▶ _Your task_
Restate the full set of records exactly, without adding or dropping a word.

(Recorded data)
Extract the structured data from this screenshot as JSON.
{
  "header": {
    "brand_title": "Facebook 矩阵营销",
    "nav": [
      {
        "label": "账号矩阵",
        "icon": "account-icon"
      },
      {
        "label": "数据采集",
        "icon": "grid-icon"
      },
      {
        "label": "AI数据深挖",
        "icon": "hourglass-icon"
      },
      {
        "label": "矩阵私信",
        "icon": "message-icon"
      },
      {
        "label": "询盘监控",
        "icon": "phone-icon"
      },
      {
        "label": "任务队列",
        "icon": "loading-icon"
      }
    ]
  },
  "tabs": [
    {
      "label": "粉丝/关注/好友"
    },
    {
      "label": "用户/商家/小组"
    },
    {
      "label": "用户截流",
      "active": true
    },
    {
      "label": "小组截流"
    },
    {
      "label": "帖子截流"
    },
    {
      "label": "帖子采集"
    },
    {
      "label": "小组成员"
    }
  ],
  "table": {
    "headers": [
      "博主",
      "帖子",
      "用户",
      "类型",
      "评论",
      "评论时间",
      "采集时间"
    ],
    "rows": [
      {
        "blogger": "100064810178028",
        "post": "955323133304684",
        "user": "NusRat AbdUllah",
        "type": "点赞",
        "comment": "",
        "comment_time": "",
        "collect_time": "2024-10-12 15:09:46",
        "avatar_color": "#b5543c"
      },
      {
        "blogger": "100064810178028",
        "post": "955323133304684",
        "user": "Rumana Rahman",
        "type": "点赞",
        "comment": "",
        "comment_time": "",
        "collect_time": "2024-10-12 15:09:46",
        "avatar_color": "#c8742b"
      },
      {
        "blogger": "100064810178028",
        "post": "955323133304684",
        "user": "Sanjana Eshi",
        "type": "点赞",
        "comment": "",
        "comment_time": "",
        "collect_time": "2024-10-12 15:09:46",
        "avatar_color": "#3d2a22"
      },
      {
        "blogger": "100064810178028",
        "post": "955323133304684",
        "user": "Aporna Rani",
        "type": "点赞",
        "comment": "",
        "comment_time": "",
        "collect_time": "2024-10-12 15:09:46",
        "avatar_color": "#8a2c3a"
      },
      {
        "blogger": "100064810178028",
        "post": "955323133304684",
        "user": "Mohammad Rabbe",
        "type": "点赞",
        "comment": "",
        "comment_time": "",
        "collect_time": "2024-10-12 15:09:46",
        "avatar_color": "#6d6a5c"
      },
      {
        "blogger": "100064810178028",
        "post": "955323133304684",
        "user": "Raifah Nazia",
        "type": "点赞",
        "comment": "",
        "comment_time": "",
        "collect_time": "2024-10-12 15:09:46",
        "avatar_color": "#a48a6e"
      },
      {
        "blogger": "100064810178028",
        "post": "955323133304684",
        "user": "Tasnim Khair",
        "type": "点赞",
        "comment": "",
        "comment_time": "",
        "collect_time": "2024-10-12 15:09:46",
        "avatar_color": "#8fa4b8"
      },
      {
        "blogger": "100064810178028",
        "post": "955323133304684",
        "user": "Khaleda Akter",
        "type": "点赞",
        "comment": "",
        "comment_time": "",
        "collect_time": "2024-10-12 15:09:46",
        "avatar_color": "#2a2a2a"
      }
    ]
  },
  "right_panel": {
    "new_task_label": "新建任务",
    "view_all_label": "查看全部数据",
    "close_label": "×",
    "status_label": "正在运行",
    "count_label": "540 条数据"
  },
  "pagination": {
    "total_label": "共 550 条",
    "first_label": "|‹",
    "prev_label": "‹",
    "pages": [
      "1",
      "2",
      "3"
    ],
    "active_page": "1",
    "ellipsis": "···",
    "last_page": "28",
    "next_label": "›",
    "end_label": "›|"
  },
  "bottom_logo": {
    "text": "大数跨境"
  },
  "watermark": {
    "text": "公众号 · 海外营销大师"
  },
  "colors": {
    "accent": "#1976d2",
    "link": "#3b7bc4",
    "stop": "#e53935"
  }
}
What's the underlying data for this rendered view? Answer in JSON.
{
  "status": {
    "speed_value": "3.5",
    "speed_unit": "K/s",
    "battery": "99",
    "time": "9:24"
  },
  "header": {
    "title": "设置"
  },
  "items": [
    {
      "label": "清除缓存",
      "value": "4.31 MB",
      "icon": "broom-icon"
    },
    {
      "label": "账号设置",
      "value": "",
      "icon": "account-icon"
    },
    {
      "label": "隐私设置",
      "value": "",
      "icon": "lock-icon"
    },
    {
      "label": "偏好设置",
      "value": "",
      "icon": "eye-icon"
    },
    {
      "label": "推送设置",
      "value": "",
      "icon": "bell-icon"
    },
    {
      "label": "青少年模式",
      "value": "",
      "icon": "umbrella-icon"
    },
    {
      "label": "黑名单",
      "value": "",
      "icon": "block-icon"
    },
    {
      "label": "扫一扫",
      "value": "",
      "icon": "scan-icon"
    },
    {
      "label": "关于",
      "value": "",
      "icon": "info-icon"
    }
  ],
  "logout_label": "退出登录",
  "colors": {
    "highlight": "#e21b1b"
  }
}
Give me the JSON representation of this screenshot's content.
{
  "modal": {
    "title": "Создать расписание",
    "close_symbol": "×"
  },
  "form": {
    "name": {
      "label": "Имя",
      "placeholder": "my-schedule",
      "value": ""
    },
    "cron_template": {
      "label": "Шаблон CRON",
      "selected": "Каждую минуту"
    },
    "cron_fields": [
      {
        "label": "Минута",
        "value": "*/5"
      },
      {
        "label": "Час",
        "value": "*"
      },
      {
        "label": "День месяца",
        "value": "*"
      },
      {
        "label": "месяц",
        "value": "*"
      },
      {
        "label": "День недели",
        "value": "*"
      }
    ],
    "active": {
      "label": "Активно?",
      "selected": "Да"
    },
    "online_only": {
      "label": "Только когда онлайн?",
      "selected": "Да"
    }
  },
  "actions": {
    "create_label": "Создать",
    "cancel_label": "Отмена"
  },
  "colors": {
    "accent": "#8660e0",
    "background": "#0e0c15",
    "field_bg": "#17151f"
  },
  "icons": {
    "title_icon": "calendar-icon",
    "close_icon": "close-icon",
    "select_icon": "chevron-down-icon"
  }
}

▶ _Expected output_
Extract the structured data from this screenshot as JSON.
{
  "header": {
    "brand_title": "Facebook 矩阵营销",
    "nav": [
      {
        "label": "账号矩阵",
        "icon": "account-icon"
      },
      {
        "label": "数据采集",
        "icon": "grid-icon"
      },
      {
        "label": "AI数据深挖",
        "icon": "hourglass-icon"
      },
      {
        "label": "矩阵私信",
        "icon": "message-icon"
      },
      {
        "label": "询盘监控",
        "icon": "phone-icon"
      },
      {
        "label": "任务队列",
        "icon": "loading-icon"
      }
    ]
  },
  "tabs": [
    {
      "label": "粉丝/关注/好友"
    },
    {
      "label": "用户/商家/小组"
    },
    {
      "label": "用户截流",
      "active": true
    },
    {
      "label": "小组截流"
    },
    {
      "label": "帖子截流"
    },
    {
      "label": "帖子采集"
    },
    {
      "label": "小组成员"
    }
  ],
  "table": {
    "headers": [
      "博主",
      "帖子",
      "用户",
      "类型",
      "评论",
      "评论时间",
      "采集时间"
    ],
    "rows": [
      {
        "blogger": "100064810178028",
        "post": "955323133304684",
        "user": "NusRat AbdUllah",
        "type": "点赞",
        "comment": "",
        "comment_time": "",
        "collect_time": "2024-10-12 15:09:46",
        "avatar_color": "#b5543c"
      },
      {
        "blogger": "100064810178028",
        "post": "955323133304684",
        "user": "Rumana Rahman",
        "type": "点赞",
        "comment": "",
        "comment_time": "",
        "collect_time": "2024-10-12 15:09:46",
        "avatar_color": "#c8742b"
      },
      {
        "blogger": "100064810178028",
        "post": "955323133304684",
        "user": "Sanjana Eshi",
        "type": "点赞",
        "comment": "",
        "comment_time": "",
        "collect_time": "2024-10-12 15:09:46",
        "avatar_color": "#3d2a22"
      },
      {
        "blogger": "100064810178028",
        "post": "955323133304684",
        "user": "Aporna Rani",
        "type": "点赞",
        "comment": "",
        "comment_time": "",
        "collect_time": "2024-10-12 15:09:46",
        "avatar_color": "#8a2c3a"
      },
      {
        "blogger": "100064810178028",
        "post": "955323133304684",
        "user": "Mohammad Rabbe",
        "type": "点赞",
        "comment": "",
        "comment_time": "",
        "collect_time": "2024-10-12 15:09:46",
        "avatar_color": "#6d6a5c"
      },
      {
        "blogger": "100064810178028",
        "post": "955323133304684",
        "user": "Raifah Nazia",
        "type": "点赞",
        "comment": "",
        "comment_time": "",
        "collect_time": "2024-10-12 15:09:46",
        "avatar_color": "#a48a6e"
      },
      {
        "blogger": "100064810178028",
        "post": "955323133304684",
        "user": "Tasnim Khair",
        "type": "点赞",
        "comment": "",
        "comment_time": "",
        "collect_time": "2024-10-12 15:09:46",
        "avatar_color": "#8fa4b8"
      },
      {
        "blogger": "100064810178028",
        "post": "955323133304684",
        "user": "Khaleda Akter",
        "type": "点赞",
        "comment": "",
        "comment_time": "",
        "collect_time": "2024-10-12 15:09:46",
        "avatar_color": "#2a2a2a"
      }
    ]
  },
  "right_panel": {
    "new_task_label": "新建任务",
    "view_all_label": "查看全部数据",
    "close_label": "×",
    "status_label": "正在运行",
    "count_label": "540 条数据"
  },
  "pagination": {
    "total_label": "共 550 条",
    "first_label": "|‹",
    "prev_label": "‹",
    "pages": [
      "1",
      "2",
      "3"
    ],
    "active_page": "1",
    "ellipsis": "···",
    "last_page": "28",
    "next_label": "›",
    "end_label": "›|"
  },
  "bottom_logo": {
    "text": "大数跨境"
  },
  "watermark": {
    "text": "公众号 · 海外营销大师"
  },
  "colors": {
    "accent": "#1976d2",
    "link": "#3b7bc4",
    "stop": "#e53935"
  }
}
What's the underlying data for this rendered view? Answer in JSON.
{
  "status": {
    "speed_value": "3.5",
    "speed_unit": "K/s",
    "battery": "99",
    "time": "9:24"
  },
  "header": {
    "title": "设置"
  },
  "items": [
    {
      "label": "清除缓存",
      "value": "4.31 MB",
      "icon": "broom-icon"
    },
    {
      "label": "账号设置",
      "value": "",
      "icon": "account-icon"
    },
    {
      "label": "隐私设置",
      "value": "",
      "icon": "lock-icon"
    },
    {
      "label": "偏好设置",
      "value": "",
      "icon": "eye-icon"
    },
    {
      "label": "推送设置",
      "value": "",
      "icon": "bell-icon"
    },
    {
      "label": "青少年模式",
      "value": "",
      "icon": "umbrella-icon"
    },
    {
      "label": "黑名单",
      "value": "",
      "icon": "block-icon"
    },
    {
      "label": "扫一扫",
      "value": "",
      "icon": "scan-icon"
    },
    {
      "label": "关于",
      "value": "",
      "icon": "info-icon"
    }
  ],
  "logout_label": "退出登录",
  "colors": {
    "highlight": "#e21b1b"
  }
}
Give me the JSON representation of this screenshot's content.
{
  "modal": {
    "title": "Создать расписание",
    "close_symbol": "×"
  },
  "form": {
    "name": {
      "label": "Имя",
      "placeholder": "my-schedule",
      "value": ""
    },
    "cron_template": {
      "label": "Шаблон CRON",
      "selected": "Каждую минуту"
    },
    "cron_fields": [
      {
        "label": "Минута",
        "value": "*/5"
      },
      {
        "label": "Час",
        "value": "*"
      },
      {
        "label": "День месяца",
        "value": "*"
      },
      {
        "label": "месяц",
        "value": "*"
      },
      {
        "label": "День недели",
        "value": "*"
      }
    ],
    "active": {
      "label": "Активно?",
      "selected": "Да"
    },
    "online_only": {
      "label": "Только когда онлайн?",
      "selected": "Да"
    }
  },
  "actions": {
    "create_label": "Создать",
    "cancel_label": "Отмена"
  },
  "colors": {
    "accent": "#8660e0",
    "background": "#0e0c15",
    "field_bg": "#17151f"
  },
  "icons": {
    "title_icon": "calendar-icon",
    "close_icon": "close-icon",
    "select_icon": "chevron-down-icon"
  }
}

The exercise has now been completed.